→ Data records for software interfaces
■ ■ ■ ■

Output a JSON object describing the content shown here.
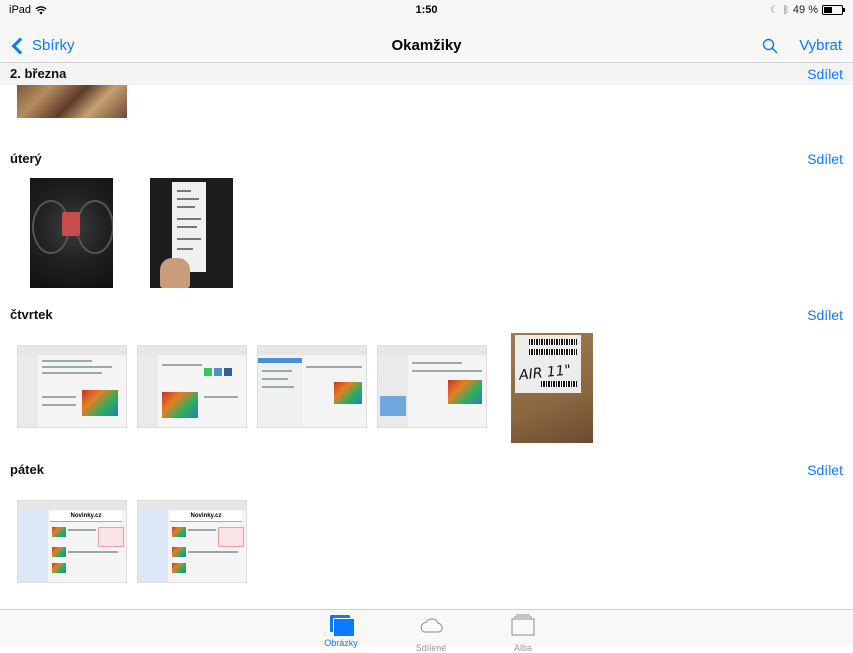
{
  "status_bar": {
    "carrier": "iPad",
    "time": "1:50",
    "battery": "49 %",
    "battery_level": 0.49
  },
  "nav": {
    "back_label": "Sbírky",
    "title": "Okamžiky",
    "select_label": "Vybrat"
  },
  "sections": [
    {
      "title": "2. března",
      "share": "Sdílet"
    },
    {
      "title": "úterý",
      "share": "Sdílet"
    },
    {
      "title": "čtvrtek",
      "share": "Sdílet"
    },
    {
      "title": "pátek",
      "share": "Sdílet"
    }
  ],
  "photos": {
    "box_text": "AIR 11\"",
    "news_title": "Novinky.cz"
  },
  "tabs": [
    {
      "label": "Obrázky",
      "icon": "photos-icon",
      "active": true
    },
    {
      "label": "Sdílené",
      "icon": "cloud-icon",
      "active": false
    },
    {
      "label": "Alba",
      "icon": "albums-icon",
      "active": false
    }
  ],
  "colors": {
    "accent": "#0a7aff",
    "bar_background": "#f7f7f7"
  }
}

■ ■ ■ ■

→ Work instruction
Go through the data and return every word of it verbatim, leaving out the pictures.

→ Solved exercise
Output a JSON object describing the content shown here.
{
  "status_bar": {
    "carrier": "iPad",
    "time": "1:50",
    "battery": "49 %",
    "battery_level": 0.49
  },
  "nav": {
    "back_label": "Sbírky",
    "title": "Okamžiky",
    "select_label": "Vybrat"
  },
  "sections": [
    {
      "title": "2. března",
      "share": "Sdílet"
    },
    {
      "title": "úterý",
      "share": "Sdílet"
    },
    {
      "title": "čtvrtek",
      "share": "Sdílet"
    },
    {
      "title": "pátek",
      "share": "Sdílet"
    }
  ],
  "photos": {
    "box_text": "AIR 11\"",
    "news_title": "Novinky.cz"
  },
  "tabs": [
    {
      "label": "Obrázky",
      "icon": "photos-icon",
      "active": true
    },
    {
      "label": "Sdílené",
      "icon": "cloud-icon",
      "active": false
    },
    {
      "label": "Alba",
      "icon": "albums-icon",
      "active": false
    }
  ],
  "colors": {
    "accent": "#0a7aff",
    "bar_background": "#f7f7f7"
  }
}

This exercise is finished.